Dedicated to the memory of all the men and women of the Bridgnorth area who died during the two World Wars.
James Reynolds was born in Moseley Village, Heath Town, Staffs and was baptised at Wednesfield Heath on 1st November 1888. He was the son of Amos Reynolds, puddler in an iron works, and his wife Mary Ann. Amos died in 1895 and Mary Ann remarried in 1899. James' new stepfather, Richard Brown, was a coal miner.
When he had left school, James became a miner. He married Alice Windsor at Bushbury on 21st December 1908. The couple settled in Essington where they had two daughters, Doris May (1909) and Alice Louie (1912). At some time after Alice's birth the family moved to Highley where they lived at 57 Woodhill Road.
Soon after the outbreak of war, James volunteered for the Army. On 23 January, 1915, he went to Bridgnorth and enlisted in the Horse Transport section of the Army Service Corps. He was discharged after five days as 'not likely to become an efficient soldier'. Undaunted, he travelled to Ironbridge, where he joined the King's Shropshire Light Infantry. After a brief spell in an entrenching battalion he was transferred to the 1st Battalion KSLI.

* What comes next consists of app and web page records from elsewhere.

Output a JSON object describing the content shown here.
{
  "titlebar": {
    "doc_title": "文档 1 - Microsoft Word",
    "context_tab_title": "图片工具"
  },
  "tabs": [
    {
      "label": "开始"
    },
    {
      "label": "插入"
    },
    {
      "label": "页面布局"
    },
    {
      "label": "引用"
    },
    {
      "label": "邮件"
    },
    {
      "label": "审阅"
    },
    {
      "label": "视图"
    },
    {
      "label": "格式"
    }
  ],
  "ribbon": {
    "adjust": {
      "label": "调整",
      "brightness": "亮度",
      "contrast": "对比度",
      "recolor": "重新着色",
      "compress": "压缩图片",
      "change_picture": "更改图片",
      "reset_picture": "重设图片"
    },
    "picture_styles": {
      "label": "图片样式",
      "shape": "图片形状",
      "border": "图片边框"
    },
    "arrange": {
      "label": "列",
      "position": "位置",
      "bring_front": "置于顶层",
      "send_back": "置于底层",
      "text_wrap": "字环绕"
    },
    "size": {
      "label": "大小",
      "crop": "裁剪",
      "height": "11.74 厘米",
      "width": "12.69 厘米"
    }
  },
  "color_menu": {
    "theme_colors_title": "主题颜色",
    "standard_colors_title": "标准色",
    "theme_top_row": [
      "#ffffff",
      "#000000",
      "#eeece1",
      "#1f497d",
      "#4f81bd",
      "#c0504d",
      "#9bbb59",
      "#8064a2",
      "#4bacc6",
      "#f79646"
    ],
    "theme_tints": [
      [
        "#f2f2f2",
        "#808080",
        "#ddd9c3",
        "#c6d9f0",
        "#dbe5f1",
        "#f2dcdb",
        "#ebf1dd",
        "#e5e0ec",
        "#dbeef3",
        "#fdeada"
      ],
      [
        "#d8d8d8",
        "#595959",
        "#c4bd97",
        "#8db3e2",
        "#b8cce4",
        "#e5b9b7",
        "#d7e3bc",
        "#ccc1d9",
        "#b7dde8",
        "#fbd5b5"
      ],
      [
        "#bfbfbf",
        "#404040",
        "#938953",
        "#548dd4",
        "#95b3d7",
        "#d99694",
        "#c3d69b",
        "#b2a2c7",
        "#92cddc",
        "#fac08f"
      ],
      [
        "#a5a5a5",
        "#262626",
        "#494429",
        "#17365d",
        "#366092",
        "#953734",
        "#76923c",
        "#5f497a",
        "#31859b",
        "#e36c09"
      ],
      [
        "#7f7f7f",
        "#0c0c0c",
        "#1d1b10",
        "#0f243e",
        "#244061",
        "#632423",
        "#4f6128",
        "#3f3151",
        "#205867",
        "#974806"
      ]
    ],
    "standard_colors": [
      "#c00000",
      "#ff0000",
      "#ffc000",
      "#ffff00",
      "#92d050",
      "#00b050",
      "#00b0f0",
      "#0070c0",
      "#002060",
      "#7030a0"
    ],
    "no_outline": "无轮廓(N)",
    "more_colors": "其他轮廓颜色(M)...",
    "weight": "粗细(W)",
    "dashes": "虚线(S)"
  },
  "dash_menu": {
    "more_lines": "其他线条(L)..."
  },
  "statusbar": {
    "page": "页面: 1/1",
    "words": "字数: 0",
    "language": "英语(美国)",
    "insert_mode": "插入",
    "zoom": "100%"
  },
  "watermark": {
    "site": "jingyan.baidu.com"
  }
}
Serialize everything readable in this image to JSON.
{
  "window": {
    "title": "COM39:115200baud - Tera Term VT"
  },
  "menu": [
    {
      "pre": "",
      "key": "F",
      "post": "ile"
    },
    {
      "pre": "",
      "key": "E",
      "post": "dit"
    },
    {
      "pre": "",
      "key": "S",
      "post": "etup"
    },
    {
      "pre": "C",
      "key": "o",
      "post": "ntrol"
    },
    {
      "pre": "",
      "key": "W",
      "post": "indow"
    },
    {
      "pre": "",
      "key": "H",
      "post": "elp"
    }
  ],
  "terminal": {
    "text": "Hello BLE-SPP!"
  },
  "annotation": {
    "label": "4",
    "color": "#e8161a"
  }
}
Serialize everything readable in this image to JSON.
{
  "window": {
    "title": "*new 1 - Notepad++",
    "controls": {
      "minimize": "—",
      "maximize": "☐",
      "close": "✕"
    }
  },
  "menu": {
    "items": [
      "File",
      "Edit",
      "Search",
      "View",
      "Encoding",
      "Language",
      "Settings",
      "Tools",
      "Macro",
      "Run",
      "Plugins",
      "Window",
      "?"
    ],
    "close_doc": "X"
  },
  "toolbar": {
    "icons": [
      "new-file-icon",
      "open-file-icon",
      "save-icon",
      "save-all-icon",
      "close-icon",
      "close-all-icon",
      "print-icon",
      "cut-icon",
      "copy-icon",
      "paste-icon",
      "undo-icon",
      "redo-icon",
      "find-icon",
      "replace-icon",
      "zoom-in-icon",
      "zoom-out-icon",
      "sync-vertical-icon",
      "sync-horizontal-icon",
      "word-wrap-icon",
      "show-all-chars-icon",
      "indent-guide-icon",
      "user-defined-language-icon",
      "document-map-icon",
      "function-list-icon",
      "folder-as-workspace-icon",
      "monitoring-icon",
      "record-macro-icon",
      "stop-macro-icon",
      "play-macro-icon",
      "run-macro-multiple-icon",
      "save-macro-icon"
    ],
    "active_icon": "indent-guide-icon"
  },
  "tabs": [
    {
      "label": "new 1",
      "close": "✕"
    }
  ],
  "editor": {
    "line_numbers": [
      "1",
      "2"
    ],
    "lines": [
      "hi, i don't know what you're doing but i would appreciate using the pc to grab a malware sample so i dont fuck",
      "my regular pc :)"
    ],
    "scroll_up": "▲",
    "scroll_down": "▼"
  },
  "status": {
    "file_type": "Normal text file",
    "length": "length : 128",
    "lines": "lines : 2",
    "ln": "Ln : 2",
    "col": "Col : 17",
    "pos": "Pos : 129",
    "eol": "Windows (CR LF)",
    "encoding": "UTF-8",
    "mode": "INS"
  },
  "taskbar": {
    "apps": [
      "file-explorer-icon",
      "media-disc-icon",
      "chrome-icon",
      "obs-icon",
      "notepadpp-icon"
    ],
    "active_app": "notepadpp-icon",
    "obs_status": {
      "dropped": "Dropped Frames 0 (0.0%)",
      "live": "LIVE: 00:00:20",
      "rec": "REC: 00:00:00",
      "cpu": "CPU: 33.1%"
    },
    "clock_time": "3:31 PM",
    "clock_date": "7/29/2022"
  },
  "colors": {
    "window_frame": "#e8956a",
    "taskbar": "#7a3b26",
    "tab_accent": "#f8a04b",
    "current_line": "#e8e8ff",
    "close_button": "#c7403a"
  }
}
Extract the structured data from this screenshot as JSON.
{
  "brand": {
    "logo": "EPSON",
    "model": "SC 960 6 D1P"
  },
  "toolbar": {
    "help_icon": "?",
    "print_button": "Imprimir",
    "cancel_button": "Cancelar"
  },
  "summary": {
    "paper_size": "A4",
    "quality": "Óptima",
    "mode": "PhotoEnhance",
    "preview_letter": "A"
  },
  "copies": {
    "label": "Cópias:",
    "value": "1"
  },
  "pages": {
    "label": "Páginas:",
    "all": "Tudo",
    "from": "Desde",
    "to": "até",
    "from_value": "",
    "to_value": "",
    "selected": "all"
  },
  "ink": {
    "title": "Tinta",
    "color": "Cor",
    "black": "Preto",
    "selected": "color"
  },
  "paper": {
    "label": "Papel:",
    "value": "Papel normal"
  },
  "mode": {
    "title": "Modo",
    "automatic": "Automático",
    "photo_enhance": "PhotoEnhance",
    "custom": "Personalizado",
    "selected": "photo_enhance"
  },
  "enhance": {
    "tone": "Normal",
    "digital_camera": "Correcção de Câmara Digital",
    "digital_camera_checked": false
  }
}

James went to Belgium on 17th July, 1915. During December, 1915, the 1st KSLI suffered many casualties, mostly from shelling and from phosgene gas. James was amonst them - he died of wounds on 28th December, 1915 - probably at a Casualty Clearing Station in Lijssenthoek. He is buried in Lijssenthoek Military Cemetery.
Private James Reynolds 17254 KSLI (formerly T4/056049 ASC) was awarded the Victory and British War Medals and the 1915 Star.
This memorial has mostly been compiled from official sources. It would be good to be able to expand it with more personal material - memories, stories, photos, etc. If you have any suitable material or any corrections please contact Greg. For news of updates follow @BridgnorthHeros on Twitter.